---------- SUPPLIED DATA ----------
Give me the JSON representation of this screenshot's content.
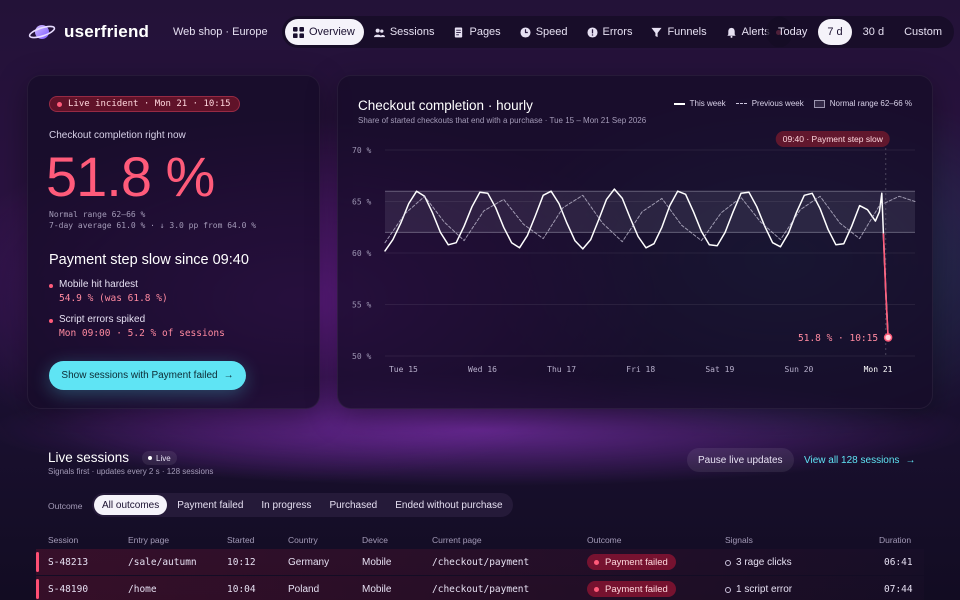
{
  "app": {
    "brand": "userfriend",
    "workspace": "Web shop · Europe"
  },
  "nav": [
    {
      "label": "Overview",
      "icon": "grid-icon",
      "active": true
    },
    {
      "label": "Sessions",
      "icon": "users-icon"
    },
    {
      "label": "Pages",
      "icon": "page-icon"
    },
    {
      "label": "Speed",
      "icon": "clock-icon"
    },
    {
      "label": "Errors",
      "icon": "error-icon"
    },
    {
      "label": "Funnels",
      "icon": "funnel-icon"
    },
    {
      "label": "Alerts",
      "icon": "bell-icon",
      "has_dot": true
    }
  ],
  "range": {
    "options": [
      "Today",
      "7 d",
      "30 d",
      "Custom"
    ],
    "selected": "7 d"
  },
  "incident": {
    "badge": "Live incident · Mon 21 · 10:15",
    "kpi_label": "Checkout completion right now",
    "kpi_value": "51.8 %",
    "normal_range": "Normal range 62–66 %",
    "average": "7-day average 61.0 % · ↓ 3.0 pp from 64.0 %",
    "headline": "Payment step slow since 09:40",
    "findings": [
      {
        "title": "Mobile hit hardest",
        "detail": "54.9 % (was 61.8 %)"
      },
      {
        "title": "Script errors spiked",
        "detail": "Mon 09:00 · 5.2 % of sessions"
      }
    ],
    "cta": "Show sessions with Payment failed",
    "cta_arrow": "→"
  },
  "chart_panel": {
    "title": "Checkout completion · hourly",
    "subtitle": "Share of started checkouts that end with a purchase · Tue 15 – Mon 21 Sep 2026",
    "legend": {
      "this_week": "This week",
      "previous_week": "Previous week",
      "normal_range": "Normal range 62–66 %"
    },
    "annotation": "09:40 · Payment step slow",
    "end_label": "51.8 % · 10:15"
  },
  "chart_data": {
    "type": "line",
    "title": "Checkout completion · hourly",
    "subtitle": "Share of started checkouts that end with a purchase · Tue 15 – Mon 21 Sep 2026",
    "ylim": [
      50,
      70
    ],
    "y_ticks": [
      "70 %",
      "65 %",
      "60 %",
      "55 %",
      "50 %"
    ],
    "y_tick_values": [
      70,
      65,
      60,
      55,
      50
    ],
    "x_ticks": [
      "Tue 15",
      "Wed 16",
      "Thu 17",
      "Fri 18",
      "Sat 19",
      "Sun 20",
      "Mon 21"
    ],
    "x_range_days": [
      0,
      6.7
    ],
    "normal_range": [
      62,
      66
    ],
    "grid": true,
    "legend_position": "top-right",
    "series": [
      {
        "name": "This week",
        "style": "solid",
        "x_days": [
          0,
          0.1,
          0.2,
          0.3,
          0.4,
          0.5,
          0.6,
          0.7,
          0.8,
          0.9,
          1,
          1.1,
          1.2,
          1.3,
          1.4,
          1.5,
          1.6,
          1.7,
          1.8,
          1.9,
          2,
          2.1,
          2.2,
          2.3,
          2.4,
          2.5,
          2.6,
          2.7,
          2.8,
          2.9,
          3,
          3.1,
          3.2,
          3.3,
          3.4,
          3.5,
          3.6,
          3.7,
          3.8,
          3.9,
          4,
          4.1,
          4.2,
          4.3,
          4.4,
          4.5,
          4.6,
          4.7,
          4.8,
          4.9,
          5,
          5.1,
          5.2,
          5.3,
          5.4,
          5.5,
          5.6,
          5.7,
          5.8,
          5.9,
          6,
          6.1,
          6.2,
          6.25,
          6.28,
          6.3,
          6.33,
          6.36
        ],
        "values": [
          60.2,
          61.3,
          62.9,
          64.8,
          66.0,
          65.5,
          63.9,
          62.0,
          60.8,
          61.0,
          62.6,
          64.5,
          65.9,
          65.8,
          64.4,
          62.5,
          61.0,
          60.5,
          61.7,
          63.6,
          65.6,
          66.0,
          64.8,
          62.9,
          61.2,
          60.4,
          61.3,
          63.2,
          65.2,
          66.2,
          65.3,
          63.4,
          61.6,
          60.5,
          60.9,
          62.5,
          64.6,
          66.0,
          65.7,
          64.0,
          62.1,
          60.8,
          60.7,
          62.0,
          64.0,
          65.8,
          65.9,
          64.5,
          62.6,
          61.0,
          60.6,
          61.9,
          63.9,
          65.6,
          65.8,
          64.3,
          62.3,
          60.8,
          60.9,
          62.6,
          64.6,
          64.2,
          63.1,
          64.0,
          65.8,
          61.9,
          56.4,
          51.8
        ]
      },
      {
        "name": "Previous week",
        "style": "dashed",
        "x_days": [
          0,
          0.25,
          0.5,
          0.75,
          1,
          1.25,
          1.5,
          1.75,
          2,
          2.25,
          2.5,
          2.75,
          3,
          3.25,
          3.5,
          3.75,
          4,
          4.25,
          4.5,
          4.75,
          5,
          5.25,
          5.5,
          5.75,
          6,
          6.25,
          6.5,
          6.7
        ],
        "values": [
          61.0,
          63.8,
          65.5,
          63.0,
          61.2,
          64.1,
          65.2,
          62.8,
          61.4,
          64.4,
          65.6,
          62.9,
          61.1,
          64.0,
          65.3,
          62.7,
          61.2,
          63.9,
          65.4,
          63.0,
          61.3,
          64.2,
          65.5,
          62.9,
          61.4,
          64.6,
          65.5,
          65.0
        ]
      }
    ],
    "annotation_time_days": 6.33,
    "end_point": {
      "x_days": 6.36,
      "value": 51.8,
      "label": "51.8 % · 10:15"
    }
  },
  "live": {
    "title": "Live sessions",
    "badge": "Live",
    "subtitle": "Signals first · updates every 2 s · 128 sessions",
    "pause": "Pause live updates",
    "view_all": "View all 128 sessions",
    "view_all_arrow": "→",
    "filter_label": "Outcome",
    "filters": [
      "All outcomes",
      "Payment failed",
      "In progress",
      "Purchased",
      "Ended without purchase"
    ],
    "columns": [
      "Session",
      "Entry page",
      "Started",
      "Country",
      "Device",
      "Current page",
      "Outcome",
      "Signals",
      "Duration"
    ],
    "rows": [
      {
        "session": "S-48213",
        "entry": "/sale/autumn",
        "started": "10:12",
        "country": "Germany",
        "device": "Mobile",
        "current": "/checkout/payment",
        "outcome": "Payment failed",
        "signal": "3 rage clicks",
        "duration": "06:41"
      },
      {
        "session": "S-48190",
        "entry": "/home",
        "started": "10:04",
        "country": "Poland",
        "device": "Mobile",
        "current": "/checkout/payment",
        "outcome": "Payment failed",
        "signal": "1 script error",
        "duration": "07:44"
      }
    ]
  },
  "colors": {
    "accent": "#5fe4f4",
    "alert": "#ff5b7a",
    "background": "#1a1030"
  }
}
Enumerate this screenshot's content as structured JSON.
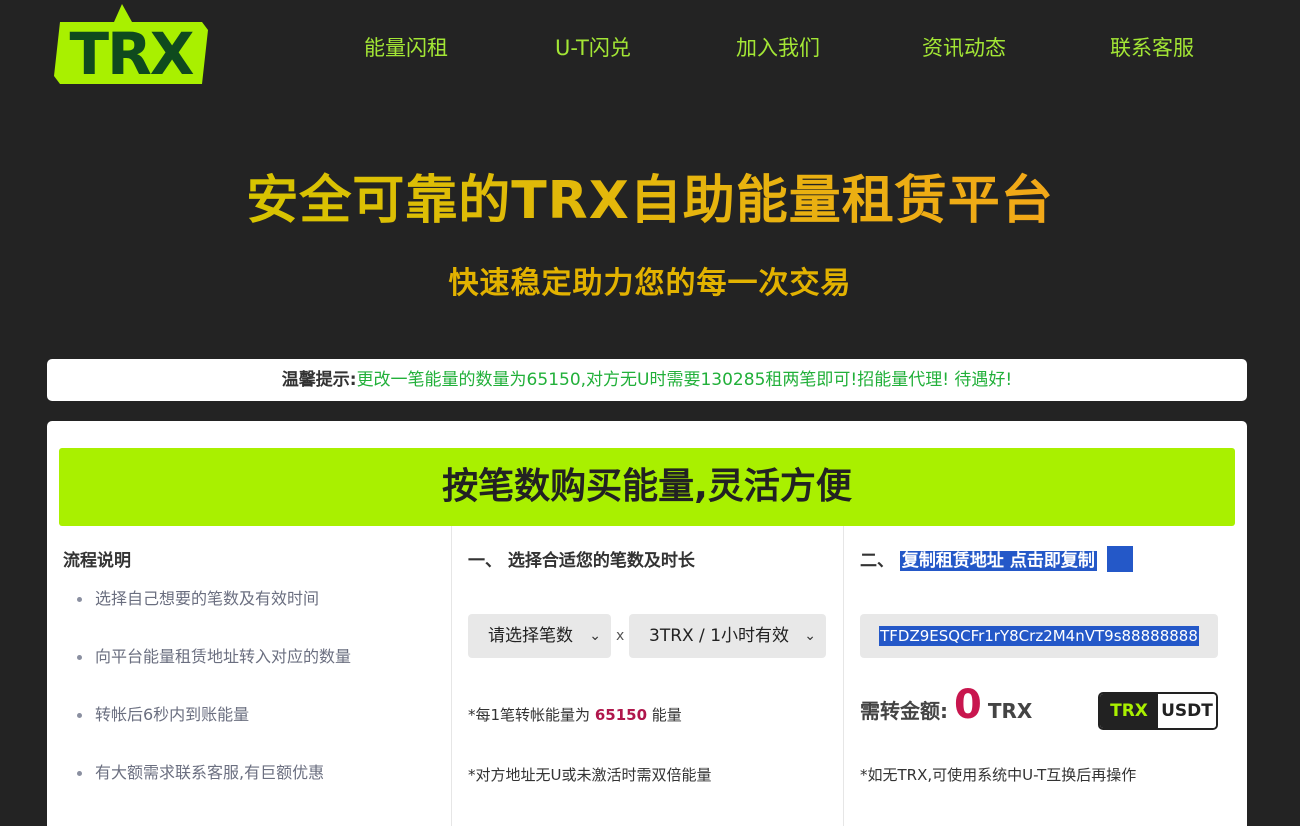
{
  "brand": {
    "logo_text": "TRX",
    "accent": "#a9f000",
    "dark": "#232323"
  },
  "nav": [
    {
      "label": "能量闪租"
    },
    {
      "label": "U-T闪兑"
    },
    {
      "label": "加入我们"
    },
    {
      "label": "资讯动态"
    },
    {
      "label": "联系客服"
    }
  ],
  "hero": {
    "title": "安全可靠的TRX自助能量租赁平台",
    "subtitle": "快速稳定助力您的每一次交易"
  },
  "notice": {
    "label": "温馨提示:",
    "message": "更改一笔能量的数量为65150,对方无U时需要130285租两笔即可!招能量代理! 待遇好!"
  },
  "banner": {
    "title": "按笔数购买能量,灵活方便"
  },
  "process": {
    "title": "流程说明",
    "steps": [
      "选择自己想要的笔数及有效时间",
      "向平台能量租赁地址转入对应的数量",
      "转帐后6秒内到账能量",
      "有大额需求联系客服,有巨额优惠"
    ]
  },
  "select_step": {
    "title": "一、 选择合适您的笔数及时长",
    "count_select": "请选择笔数",
    "times_sign": "x",
    "duration_select": "3TRX / 1小时有效",
    "note1_prefix": "*每1笔转帐能量为",
    "note1_value": "65150",
    "note1_suffix": "能量",
    "note2": "*对方地址无U或未激活时需双倍能量"
  },
  "copy_step": {
    "title_prefix": "二、",
    "title_highlight": "复制租赁地址 点击即复制",
    "address": "TFDZ9ESQCFr1rY8Crz2M4nVT9s88888888",
    "amount_label": "需转金额:",
    "amount_value": "0",
    "amount_unit": "TRX",
    "toggle_trx": "TRX",
    "toggle_usdt": "USDT",
    "note": "*如无TRX,可使用系统中U-T互换后再操作"
  }
}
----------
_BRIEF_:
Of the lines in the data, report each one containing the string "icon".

_THE COMPLETED TASK_:
      "icon": "grid-icon",
      "icon": "users-icon"
      "icon": "page-icon"
      "icon": "clock-icon"
      "icon": "error-icon"
      "icon": "funnel-icon"
      "icon": "bell-icon",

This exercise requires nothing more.